Crafting birthing ecologies: the art of midwifery care  
Annekatrin Skeide (Ernst-Abbe-Hochschule Jena) Maya Lane (University of Amsterdam)

Paper short abstract:

Developing the concept of birthing ecologies, this paper proposes a sensory material methodology to studying midwifery birthing care practices. This shifts the focus away from dominant evidence based approaches towards realizing and acknowledging a midwifery-specific knowledge corpus.

Paper long abstract:

In European countries, most births take place in hospitals, where midwives and obstetricians work together. Even though midwives are the primary professionals legally responsible for birthing care, obstetricians are often in charge in clinical surroundings. The academisation of midwifery is underway, fuelled by the hope that a ‘proper’ midwifery science will legitimize midwifery birthing care.

This nascent midwifery science faces challenges: adopting medical paradigms and principles such as evidence-based medicine, venerated as ‘scientific’ and rational, promise a gain of professional recognition.

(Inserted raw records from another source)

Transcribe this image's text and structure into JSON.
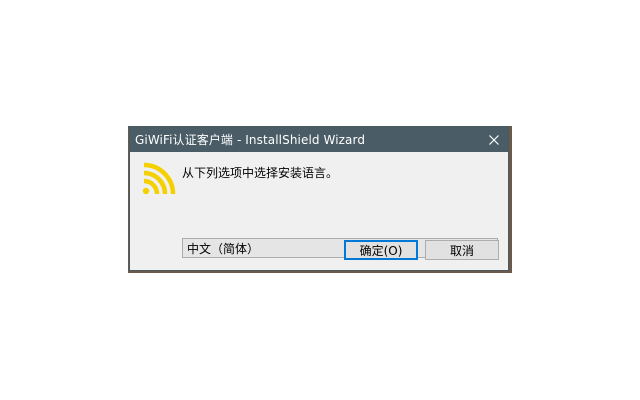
{
  "window": {
    "title": "GiWiFi认证客户端 - InstallShield Wizard",
    "close_icon": "close-icon"
  },
  "dialog": {
    "app_icon": "wifi-signal-icon",
    "prompt": "从下列选项中选择安装语言。",
    "language_select": {
      "selected": "中文（简体）",
      "arrow_icon": "chevron-down-icon"
    },
    "ok_label": "确定(O)",
    "cancel_label": "取消"
  },
  "colors": {
    "titlebar": "#4a5c66",
    "dialog_bg": "#f0f0f0",
    "icon_yellow": "#f5d000",
    "focus_border": "#0078d7"
  }
}
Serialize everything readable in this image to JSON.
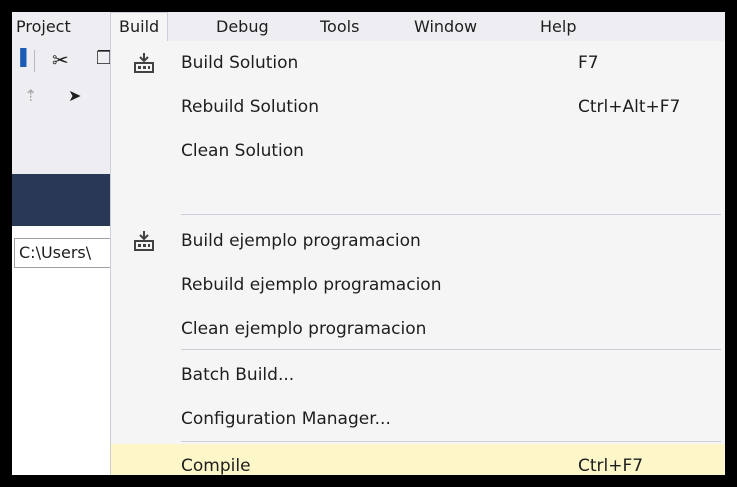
{
  "menubar": {
    "items": [
      {
        "label": "Project"
      },
      {
        "label": "Build"
      },
      {
        "label": "Debug"
      },
      {
        "label": "Tools"
      },
      {
        "label": "Window"
      },
      {
        "label": "Help"
      }
    ]
  },
  "toolbar": {
    "icons": [
      "cut-icon",
      "copy-icon",
      "pointer-icon",
      "up-arrow-icon"
    ]
  },
  "path_field": {
    "value": "C:\\Users\\"
  },
  "build_menu": {
    "items": [
      {
        "label": "Build Solution",
        "shortcut": "F7",
        "icon": "build-icon"
      },
      {
        "label": "Rebuild Solution",
        "shortcut": "Ctrl+Alt+F7"
      },
      {
        "label": "Clean Solution",
        "shortcut": ""
      },
      {
        "label": "Build ejemplo programacion",
        "shortcut": "",
        "icon": "build-icon"
      },
      {
        "label": "Rebuild ejemplo programacion",
        "shortcut": ""
      },
      {
        "label": "Clean ejemplo programacion",
        "shortcut": ""
      },
      {
        "label": "Batch Build...",
        "shortcut": ""
      },
      {
        "label": "Configuration Manager...",
        "shortcut": ""
      },
      {
        "label": "Compile",
        "shortcut": "Ctrl+F7"
      }
    ]
  },
  "colors": {
    "menu_background": "#f5f5f5",
    "highlight": "#fcf6c8",
    "accent_dark": "#293955"
  }
}
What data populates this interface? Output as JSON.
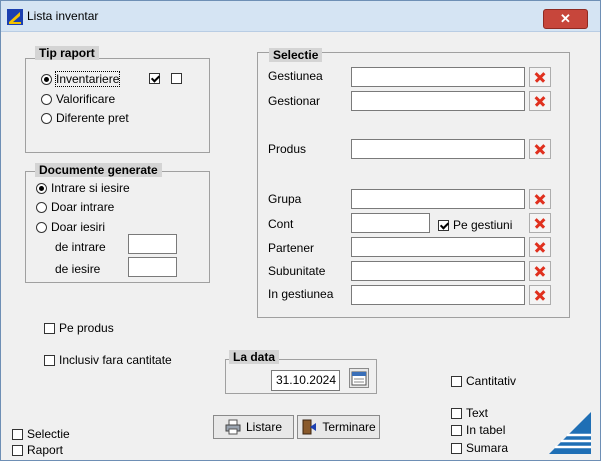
{
  "window": {
    "title": "Lista inventar",
    "close_glyph": "✕"
  },
  "tip_raport": {
    "legend": "Tip raport",
    "options": [
      "Inventariere",
      "Valorificare",
      "Diferente pret"
    ],
    "selected": 0
  },
  "documente": {
    "legend": "Documente generate",
    "options": [
      "Intrare si iesire",
      "Doar intrare",
      "Doar iesiri"
    ],
    "selected": 0,
    "de_intrare_label": "de intrare",
    "de_iesire_label": "de iesire",
    "de_intrare_value": "",
    "de_iesire_value": ""
  },
  "selectie": {
    "legend": "Selectie",
    "fields": {
      "gestiunea": "Gestiunea",
      "gestionar": "Gestionar",
      "produs": "Produs",
      "grupa": "Grupa",
      "cont": "Cont",
      "partener": "Partener",
      "subunitate": "Subunitate",
      "in_gestiunea": "In gestiunea"
    },
    "pe_gestiuni_label": "Pe gestiuni",
    "pe_gestiuni_checked": true
  },
  "options": {
    "pe_produs": "Pe produs",
    "inclusiv": "Inclusiv fara cantitate",
    "cantitativ": "Cantitativ",
    "text": "Text",
    "in_tabel": "In tabel",
    "sumara": "Sumara",
    "selectie": "Selectie",
    "raport": "Raport"
  },
  "la_data": {
    "legend": "La data",
    "value": "31.10.2024"
  },
  "buttons": {
    "listare": "Listare",
    "terminare": "Terminare"
  },
  "colors": {
    "title_bar": "#d5e4f3",
    "close": "#c7463b",
    "x_red": "#e0301e",
    "logo_blue": "#1f6fb5"
  }
}
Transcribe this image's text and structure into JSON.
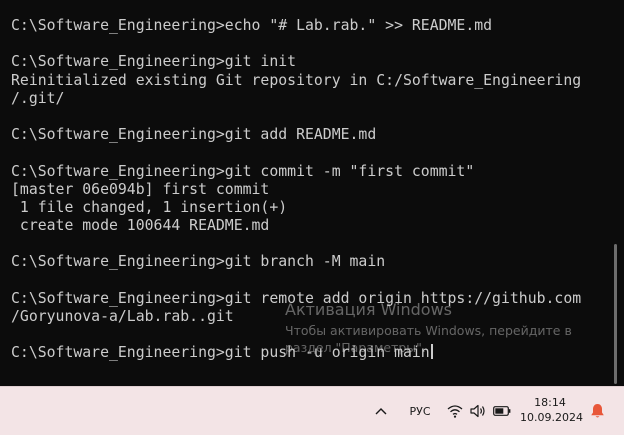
{
  "terminal": {
    "lines": [
      "C:\\Software_Engineering>echo \"# Lab.rab.\" >> README.md",
      "",
      "C:\\Software_Engineering>git init",
      "Reinitialized existing Git repository in C:/Software_Engineering",
      "/.git/",
      "",
      "C:\\Software_Engineering>git add README.md",
      "",
      "C:\\Software_Engineering>git commit -m \"first commit\"",
      "[master 06e094b] first commit",
      " 1 file changed, 1 insertion(+)",
      " create mode 100644 README.md",
      "",
      "C:\\Software_Engineering>git branch -M main",
      "",
      "C:\\Software_Engineering>git remote add origin https://github.com",
      "/Goryunova-a/Lab.rab..git",
      "",
      "C:\\Software_Engineering>git push -u origin main"
    ],
    "text_color": "#cccccc",
    "background": "#0c0c0c"
  },
  "activation_watermark": {
    "title": "Активация Windows",
    "text": "Чтобы активировать Windows, перейдите в раздел \"Параметры\"."
  },
  "taskbar": {
    "background": "#f3e4e6",
    "language": "РУС",
    "time": "18:14",
    "date": "10.09.2024",
    "notification_color": "#e8573a",
    "icons": [
      "chevron-up-icon",
      "wifi-icon",
      "volume-icon",
      "battery-icon",
      "bell-icon"
    ]
  }
}
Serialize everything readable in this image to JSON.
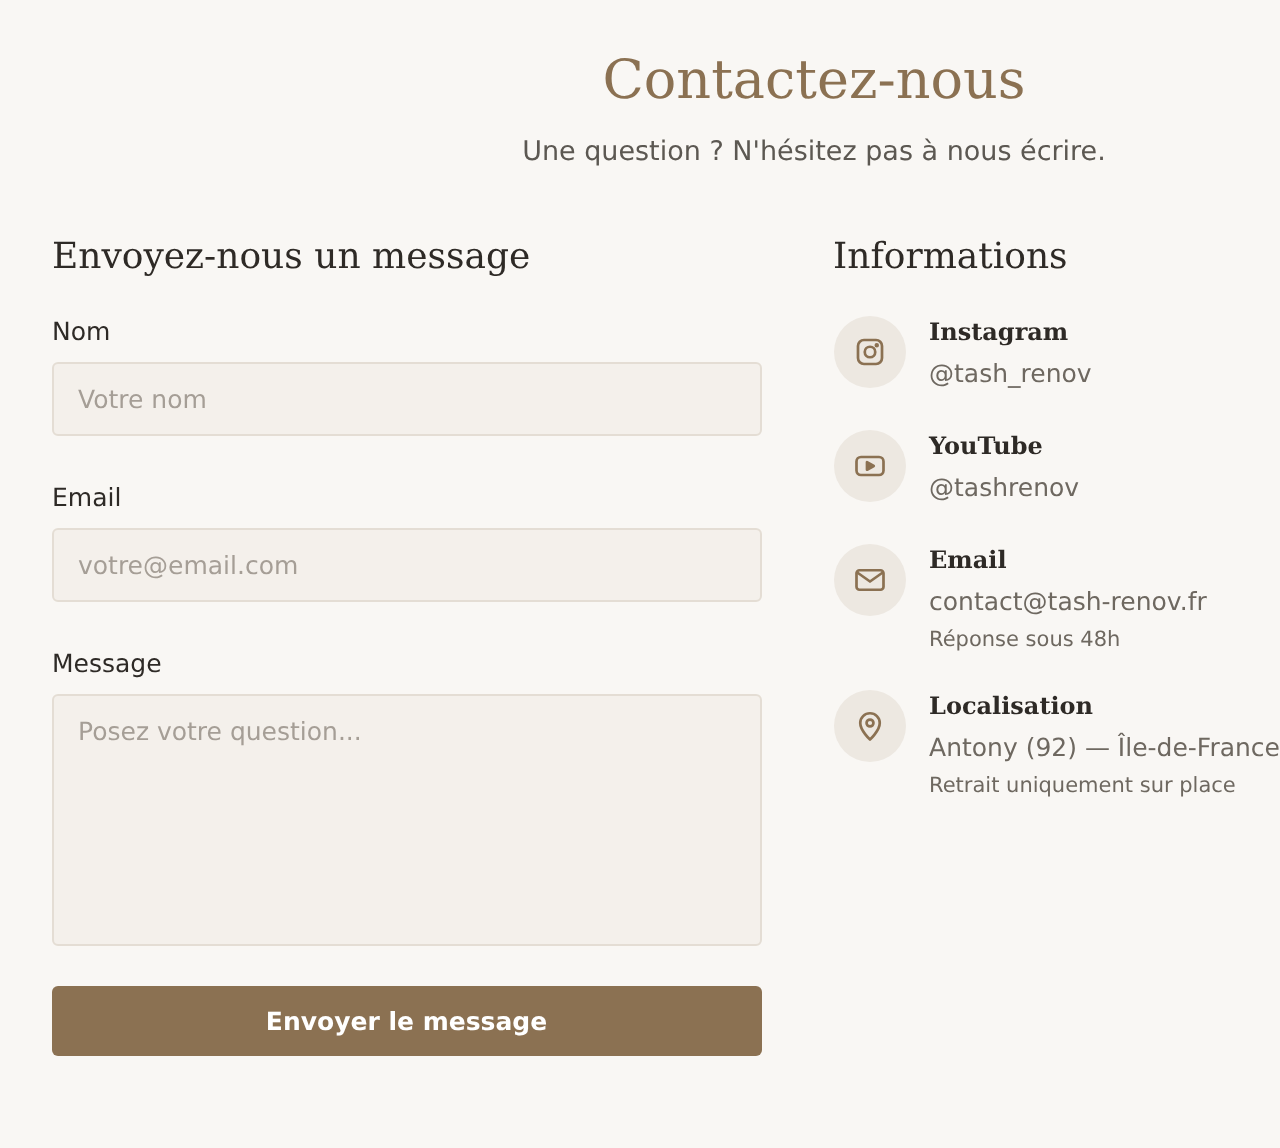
{
  "header": {
    "title": "Contactez-nous",
    "subtitle": "Une question ? N'hésitez pas à nous écrire."
  },
  "form": {
    "heading": "Envoyez-nous un message",
    "fields": [
      {
        "kind": "text",
        "label": "Nom",
        "placeholder": "Votre nom"
      },
      {
        "kind": "text",
        "label": "Email",
        "placeholder": "votre@email.com"
      },
      {
        "kind": "textarea",
        "label": "Message",
        "placeholder": "Posez votre question..."
      }
    ],
    "submit": "Envoyer le message"
  },
  "info": {
    "heading": "Informations",
    "items": [
      {
        "kind": "instagram",
        "title": "Instagram",
        "value": "@tash_renov"
      },
      {
        "kind": "youtube",
        "title": "YouTube",
        "value": "@tashrenov"
      },
      {
        "kind": "email",
        "title": "Email",
        "value": "contact@tash-renov.fr",
        "note": "Réponse sous 48h"
      },
      {
        "kind": "location",
        "title": "Localisation",
        "value": "Antony (92) — Île-de-France",
        "note": "Retrait uniquement sur place"
      }
    ]
  }
}
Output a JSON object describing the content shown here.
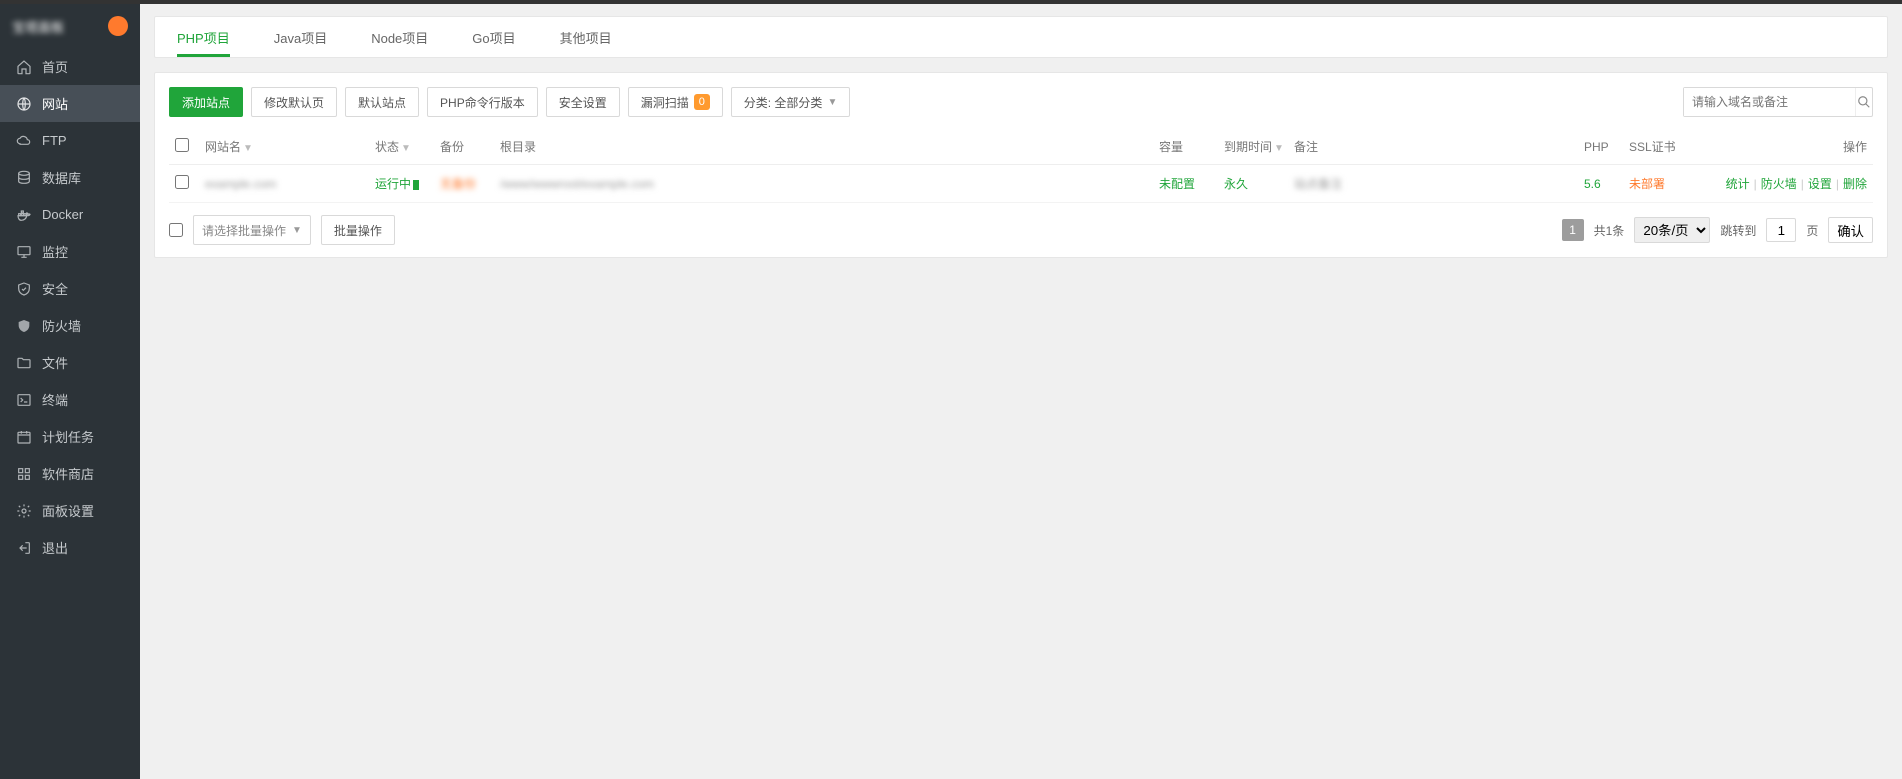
{
  "sidebar": {
    "logo_text": "宝塔面板",
    "items": [
      {
        "label": "首页",
        "icon": "home"
      },
      {
        "label": "网站",
        "icon": "globe",
        "active": true
      },
      {
        "label": "FTP",
        "icon": "cloud"
      },
      {
        "label": "数据库",
        "icon": "database"
      },
      {
        "label": "Docker",
        "icon": "docker"
      },
      {
        "label": "监控",
        "icon": "monitor"
      },
      {
        "label": "安全",
        "icon": "shield"
      },
      {
        "label": "防火墙",
        "icon": "firewall"
      },
      {
        "label": "文件",
        "icon": "folder"
      },
      {
        "label": "终端",
        "icon": "terminal"
      },
      {
        "label": "计划任务",
        "icon": "calendar"
      },
      {
        "label": "软件商店",
        "icon": "apps"
      },
      {
        "label": "面板设置",
        "icon": "settings"
      },
      {
        "label": "退出",
        "icon": "logout"
      }
    ]
  },
  "tabs": [
    {
      "label": "PHP项目",
      "active": true
    },
    {
      "label": "Java项目"
    },
    {
      "label": "Node项目"
    },
    {
      "label": "Go项目"
    },
    {
      "label": "其他项目"
    }
  ],
  "toolbar": {
    "add_site": "添加站点",
    "modify_default": "修改默认页",
    "default_site": "默认站点",
    "php_cli": "PHP命令行版本",
    "security": "安全设置",
    "vuln_scan": "漏洞扫描",
    "vuln_badge": "0",
    "category_label": "分类: 全部分类",
    "search_placeholder": "请输入域名或备注"
  },
  "table": {
    "headers": {
      "name": "网站名",
      "status": "状态",
      "backup": "备份",
      "root": "根目录",
      "capacity": "容量",
      "expire": "到期时间",
      "remark": "备注",
      "php": "PHP",
      "ssl": "SSL证书",
      "action": "操作"
    },
    "rows": [
      {
        "name": "example.com",
        "status": "运行中",
        "backup": "无备份",
        "root": "/www/wwwroot/example.com",
        "capacity": "未配置",
        "expire": "永久",
        "remark": "站点备注",
        "php": "5.6",
        "ssl": "未部署"
      }
    ],
    "actions": {
      "stats": "统计",
      "waf": "防火墙",
      "settings": "设置",
      "delete": "删除"
    }
  },
  "footer": {
    "bulk_placeholder": "请选择批量操作",
    "bulk_btn": "批量操作",
    "total": "共1条",
    "per_page": "20条/页",
    "jump_label": "跳转到",
    "jump_val": "1",
    "page_suffix": "页",
    "confirm": "确认",
    "current_page": "1"
  }
}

Evidence-based midwifery, however, does not permit an understanding of the particularities of midwifery care, its relational and artisanal dimensions, subsumed under midwifery art. They risk eroding midwifery-specific knowledge and birthing care practices.

Drawing on insights from anthropology of care, we propose a methodology to study midwifery birthing care practices, aiming to theorise midwifery practices on their own terms. We engage with identifying and applying a care-specific methodology which reflects the processual, contingent, and relational character of midwifery care practices beyond a mere application of evidence. Building on works in anthropology of the senses, we develop a sensory-material approach, thereby realizing and acknowledging a midwifery-specific knowledge corpus. Employing ideas from STS, we propose the concept of ‘birthing ecologies’ to explore sensory-material modes of togetherness in midwifery birthing care techniques. In doing so, we move past power dynamics between obstetricians and midwives. Alternatively, we articulate the intertwinements of medicine and midwifery, contributing to shaping midwifery science into a resonant, reflective extension, and theoretical condensation of midwifery care practices.

Panel P50
Is all well with birth? Anthropological contributions to reproductive and maternal health systems
  Session 3 Friday 14 April, 2023, -